|Valgrind 3.3 - Advanced Debugging and Profiling for GNU/Linux applications|
by J. Seward, N. Nethercote, J. Weidendorfer and the Valgrind Development Team
Paperback (6"x9"), 164 pages
RRP £12.95 ($19.95)
6.1.3 Branch simulation specifics
Cachegrind simulates branch predictors intended to be typical of mainstream desktop/server processors of around 2004.
Conditional branches are predicted using an array of 16,384 2-bit saturating counters. The array index used for a branch instruction is computed partly from the low-order bits of the branch instruction's address and partly using the taken/not-taken behaviour of the last few conditional branches. As a result the predictions for any specific branch depend both on its own history and the behaviour of previous branches. This is a standard technique for improving prediction accuracy.
For indirect branches (that is, jumps to unknown destinations) Cachegrind uses a simple branch target address predictor. Targets are predicted using an array of 512 entries indexed by the low order 9 bits of the branch instruction's address. Each branch is predicted to jump to the same address it did last time. Any other behaviour causes a mispredict.
More recent processors have better branch predictors, in particular better indirect branch predictors. Cachegrind's predictor design is deliberately conservative so as to be representative of the large installed base of processors which pre-date widespread deployment of more sophisticated indirect branch predictors. In particular, late model Pentium 4s (Prescott), Pentium M, Core and Core 2 have more sophisticated indirect branch predictors than modelled by Cachegrind.
Cachegrind does not simulate a return stack predictor. It assumes that processors perfectly predict function return addresses, an assumption which is probably close to being true.
See Hennessy and Patterson's classic text Computer Architecture: A Quantitative Approach, 4th edition (2007), Section 2.3 (pages 80-89) for background on modern branch predictors.

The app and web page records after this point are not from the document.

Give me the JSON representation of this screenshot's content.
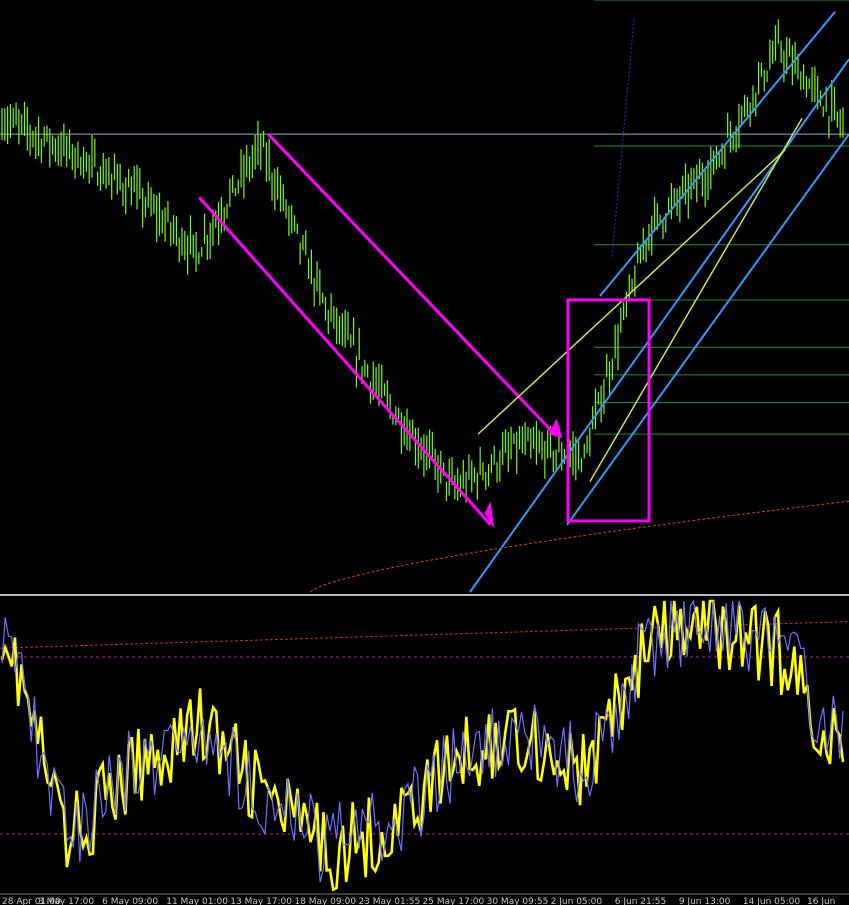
{
  "chart_data": [
    {
      "type": "line",
      "title": "",
      "style": "bar",
      "colors": {
        "background": "#000000",
        "bars": "#7CFC00",
        "price_hline": "#8fb0c8"
      },
      "x": [
        "28 Apr 01:00",
        "3 May 17:00",
        "6 May 09:00",
        "11 May 01:00",
        "13 May 17:00",
        "18 May 09:00",
        "23 May 01:55",
        "25 May 17:00",
        "30 May 09:55",
        "2 Jun 05:00",
        "6 Jun 21:55",
        "9 Jun 13:00",
        "14 Jun 05:00",
        "16 Jun"
      ],
      "series": [
        {
          "values": [
            0.7,
            0.62,
            0.52,
            0.36,
            0.63,
            0.22,
            -0.03,
            -0.24,
            -0.13,
            -0.16,
            0.42,
            0.58,
            0.88,
            0.68
          ]
        }
      ],
      "ylim": [
        -0.5,
        1.0
      ],
      "price_hline": 0.66,
      "grid": false,
      "legend": "none",
      "drawings": {
        "fib_levels": [
          1.0,
          0.63,
          0.38,
          0.24,
          0.12,
          0.05,
          -0.02,
          -0.1
        ],
        "fib_color": "#2f8a2f",
        "down_channel_color": "#ff00ff",
        "up_channel_color": "#3399ff",
        "wedge_color": "#c8e650",
        "highlight_box_color": "#ff00ff",
        "curve_color": "#d04020"
      }
    },
    {
      "type": "line",
      "title": "",
      "x": [
        "28 Apr 01:00",
        "3 May 17:00",
        "6 May 09:00",
        "11 May 01:00",
        "13 May 17:00",
        "18 May 09:00",
        "23 May 01:55",
        "25 May 17:00",
        "30 May 09:55",
        "2 Jun 05:00",
        "6 Jun 21:55",
        "9 Jun 13:00",
        "14 Jun 05:00",
        "16 Jun"
      ],
      "series": [
        {
          "values": [
            93,
            18,
            40,
            58,
            35,
            14,
            22,
            45,
            55,
            40,
            85,
            90,
            82,
            45
          ],
          "color": "#ffff00"
        },
        {
          "values": [
            92,
            20,
            42,
            56,
            34,
            16,
            22,
            44,
            54,
            42,
            86,
            92,
            84,
            48
          ],
          "color": "#7070ff"
        }
      ],
      "levels": [
        80,
        20
      ],
      "ylim": [
        0,
        100
      ],
      "grid": false,
      "legend": "none"
    }
  ]
}
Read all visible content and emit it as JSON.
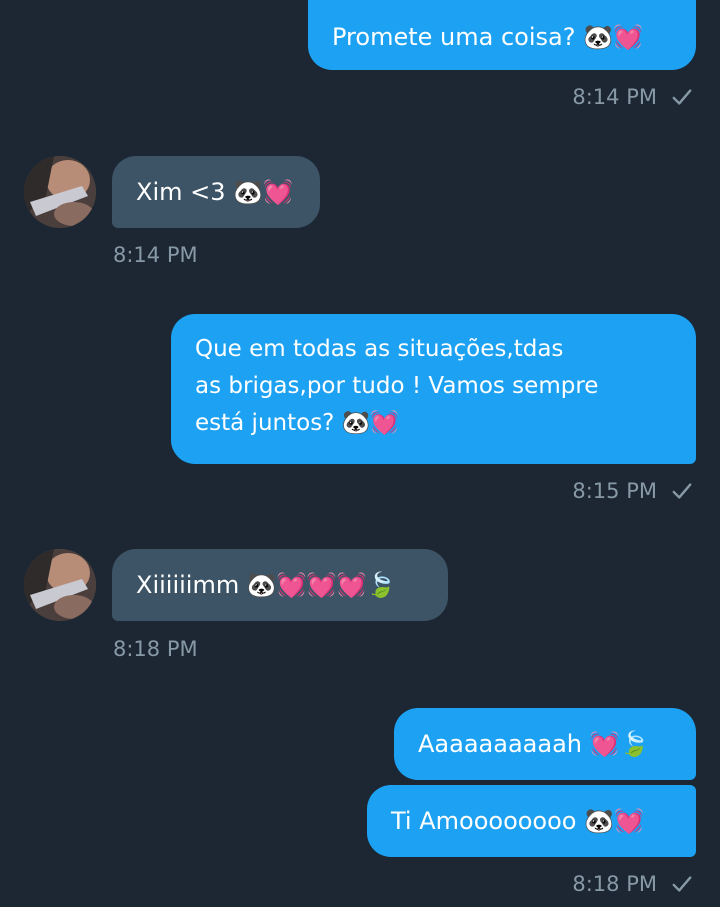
{
  "colors": {
    "background": "#1c2733",
    "outgoing_bubble": "#1da1f2",
    "incoming_bubble": "#3d5466",
    "timestamp": "#8899a6"
  },
  "messages": [
    {
      "direction": "outgoing",
      "text": "Promete uma coisa? 🐼💓",
      "time": "8:14 PM",
      "status_icon": "checkmark-icon"
    },
    {
      "direction": "incoming",
      "text": "Xim <3 🐼💓",
      "time": "8:14 PM"
    },
    {
      "direction": "outgoing",
      "lines": [
        "Que em todas as situações,tdas",
        "as brigas,por tudo ! Vamos sempre",
        "está juntos? 🐼💓"
      ],
      "time": "8:15 PM",
      "status_icon": "checkmark-icon"
    },
    {
      "direction": "incoming",
      "text": "Xiiiiiimm 🐼💓💓💓🍃",
      "time": "8:18 PM"
    },
    {
      "direction": "outgoing",
      "text": "Aaaaaaaaaah 💓🍃"
    },
    {
      "direction": "outgoing",
      "text": "Ti Amoooooooo 🐼💓",
      "time": "8:18 PM",
      "status_icon": "checkmark-icon"
    }
  ]
}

|ISBN 0954612051||Valgrind 3.3 - Advanced Debugging and Profiling for GNU/Linux applications||See the print edition|